The charming Mini is available in many different variations, with each one more beautiful than the last
Words by Erin Baker, Editorial Director at Auto Trader
If you’ve never heard of David Brown Automotive (DBA), you’re forgiven: it’s a very small, British car company, based at Silverstone circuit in Northamptonshire, and it builds new, bespoke Minis based on old, original ones, hence the “Remastered” bit of the name. It’s what’s known as a coach-builder – essentially a company that takes an engine and gearbox and suspension, and designs a new body and interior for it.
The fashion for brand new cars that use the skeletons of original ones from decades before is proving very popular, with “continuation models” as they’re called, of various classics such as the Jaguar E-Type, fetching north of £1 million. Which might go some way to preparing you for the price of this Mini….
This is what it’s all about, and entirely what you are paying for, make no mistake. The DBA Mini Remastered comes in many different variations, each one more beautiful than the last. We’ve driven the Cafe Racer and Monte Carlo editions and now this beauty, the Day Tripper. Inspired by the seaside, the bottom half of the body is a matt white paint, and the top half a dazzling marine blue. The interior mimics the exterior, with the seats in waterproof Day Tripper white leather and electron-blue Kvadrat fabric (it’s a luxury wool blend also used by Land Rover). The ceiling is lined in brilliant blue leather with a large electric sunroof in the middle.
The steering wheel is a thin, beautifully varnished circle of wood with a dazzling chrome boss and spokes in the middle. There are knurled silver tips on the indicator and light stalks, more brushed silver on the ventilation buttons and more blue Kvadrat on the dash.
The exterior has chrome surrounds for the bespoke tail lights, an enamel DBA badge and more silver on the fuel filler cap.
The exterior metal work has been de-seamed, which means all the metal joins at the corners have been smoothed out into a rounded surface, giving the car even greater kerb appeal.
If all this sounds no greater than the sum of its parts, the reaction when we drove it down its spiritual highway, the Kings Road in Chelsea, was extraordinary. Everyone had a smile on their face and their phones out for InstaGram.
There isn’t a lot, partly because it’s a tiny car, and partly because you’re paying for beauty, not connectivity. But you do get Apple CarPlay and Android Auto, USB slots, DAB radio and a small satnav system courtesy of a Pioneer screen. But this is all about the retro vibe, so the dash is dominated by the original Mini large circular dial showing your speed (not much), with a little dial on either side for revs and temperature. And, er, that’s it. If you forgo your smartphone, you have a digital detox right there.
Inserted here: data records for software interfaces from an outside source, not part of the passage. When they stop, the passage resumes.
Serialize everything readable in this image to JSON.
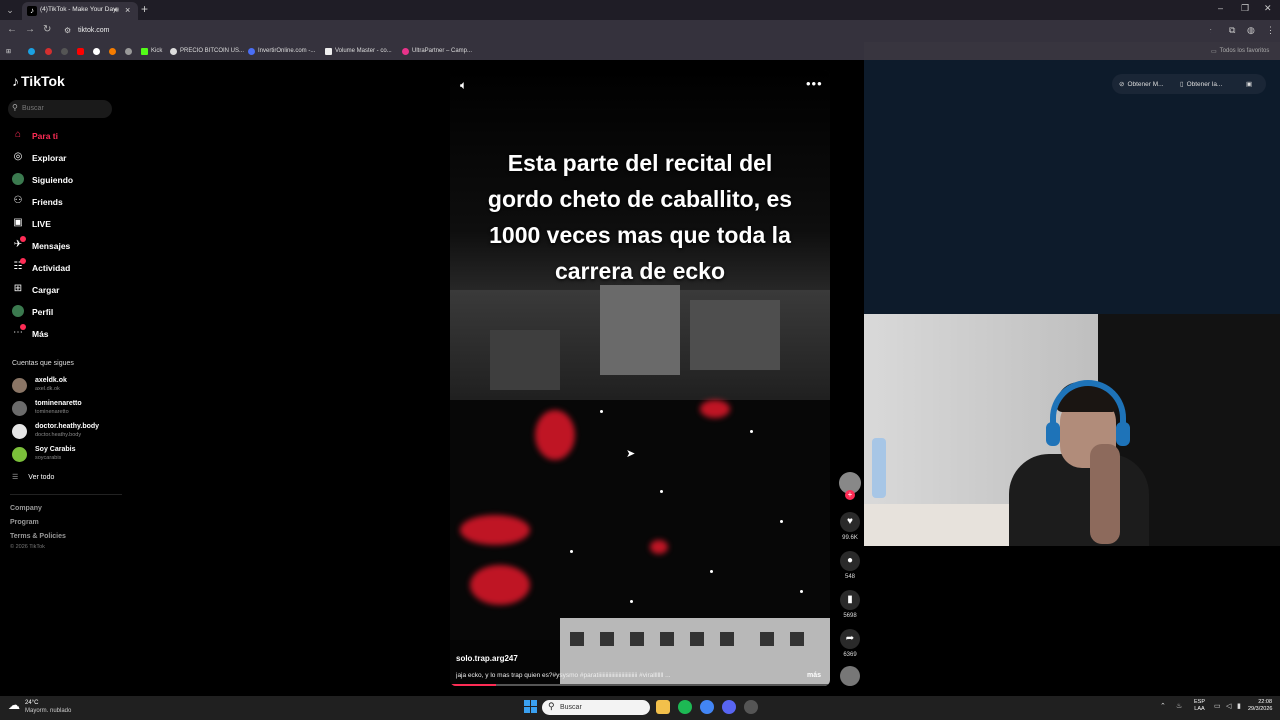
{
  "browser": {
    "tab_title": "(4)TikTok - Make Your Day",
    "url": "tiktok.com",
    "bookmarks": [
      {
        "label": "Kick",
        "color": "#53fc18"
      },
      {
        "label": "PRECIO BITCOIN US...",
        "color": "#dddddd"
      },
      {
        "label": "InvertirOnline.com -...",
        "color": "#4a6ef5"
      },
      {
        "label": "Volume Master - co...",
        "color": "#eeeeee"
      },
      {
        "label": "UltraPartner – Camp...",
        "color": "#e8338a"
      }
    ],
    "all_bookmarks": "Todos los favoritos"
  },
  "tiktok": {
    "logo": "TikTok",
    "search_placeholder": "Buscar",
    "nav": [
      {
        "label": "Para ti",
        "icon": "home-icon",
        "active": true
      },
      {
        "label": "Explorar",
        "icon": "compass-icon"
      },
      {
        "label": "Siguiendo",
        "icon": "following-avatar-icon"
      },
      {
        "label": "Friends",
        "icon": "friends-icon"
      },
      {
        "label": "LIVE",
        "icon": "live-icon"
      },
      {
        "label": "Mensajes",
        "icon": "messages-icon"
      },
      {
        "label": "Actividad",
        "icon": "activity-icon"
      },
      {
        "label": "Cargar",
        "icon": "upload-icon"
      },
      {
        "label": "Perfil",
        "icon": "profile-icon"
      },
      {
        "label": "Más",
        "icon": "more-icon"
      }
    ],
    "following_header": "Cuentas que sigues",
    "following": [
      {
        "name": "axeldk.ok",
        "handle": "axel.dk.ok",
        "color": "#8a7565"
      },
      {
        "name": "tominenaretto",
        "handle": "tominenaretto",
        "color": "#6b6b6b"
      },
      {
        "name": "doctor.heathy.body",
        "handle": "doctor.heathy.body",
        "color": "#e5e5e5"
      },
      {
        "name": "Soy Carabis",
        "handle": "soycarabis",
        "color": "#7bbf3a"
      }
    ],
    "see_all": "Ver todo",
    "footer_links": [
      "Company",
      "Program",
      "Terms & Policies"
    ],
    "copyright": "© 2026 TikTok"
  },
  "video": {
    "caption_lines": [
      "Esta parte del recital del",
      "gordo cheto de caballito, es",
      "1000 veces mas que toda la",
      "carrera de ecko"
    ],
    "author": "solo.trap.arg247",
    "description": "jaja ecko, y lo mas trap quien es?#ysysmo #paratiiiiiiiiiiiiiiiiiiiiiiiiiii #viralllllll ...",
    "more": "más",
    "progress_fraction": 0.12,
    "likes": "99.6K",
    "comments": "548",
    "saves": "5698",
    "shares": "6369"
  },
  "extensions": {
    "btn1": "Obtener M...",
    "btn2": "Obtener la..."
  },
  "taskbar": {
    "temp": "24°C",
    "weather": "Mayorm. nublado",
    "search_placeholder": "Buscar",
    "lang_line1": "ESP",
    "lang_line2": "LAA",
    "time": "22:08",
    "date": "29/3/2026"
  }
}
Let’s be honest: the original Mini, which is celebrating its 60th birthday, was never very comfortable, with that short jiggly wheelbase, and lack of sound deadening or expensive suspension, and so it remains. There isn’t much room for four adults, and not much (leather-lined) boot space either. And all that is as it should be. It’s a Mini. The clue’s in the name.
There’s not much power, either, although there’s 50 per cent more than there used to be; they’ve enlarged the cylinders in the original engine to produce 83 horsepower. And that’s fine – all you’ll be doing in this poppet is wriggling and jiggling around Kensington, and whipping into parking spaces too small for anyone else with an immense sense of satisfaction.
A good job too that there isn’t much power because the brakes are somewhat iffy, for a genuine experience.
And weirdly, there’s a four-speed automatic gearbox where you’d expect a manual one, because back in the Sixties they put one in the Mini.
Ok, here it is: the price for the David Brown Automotive Mini Remastered starts at £82,500 excluding VAT, but our test car, the beach-themed one, will cost you £120,000. You’re paying for 1,000 man hours of craftsmanship, and a high degree of personalisation, and something very rare – only 100 will be built next year, and many of them will be exported to far-flung destinations – examples have already been sent to Hong Kong, Canada and, wonderfully, Laos. Whether it proves value for money is entirely subjective, but it’s certainly a little work of art.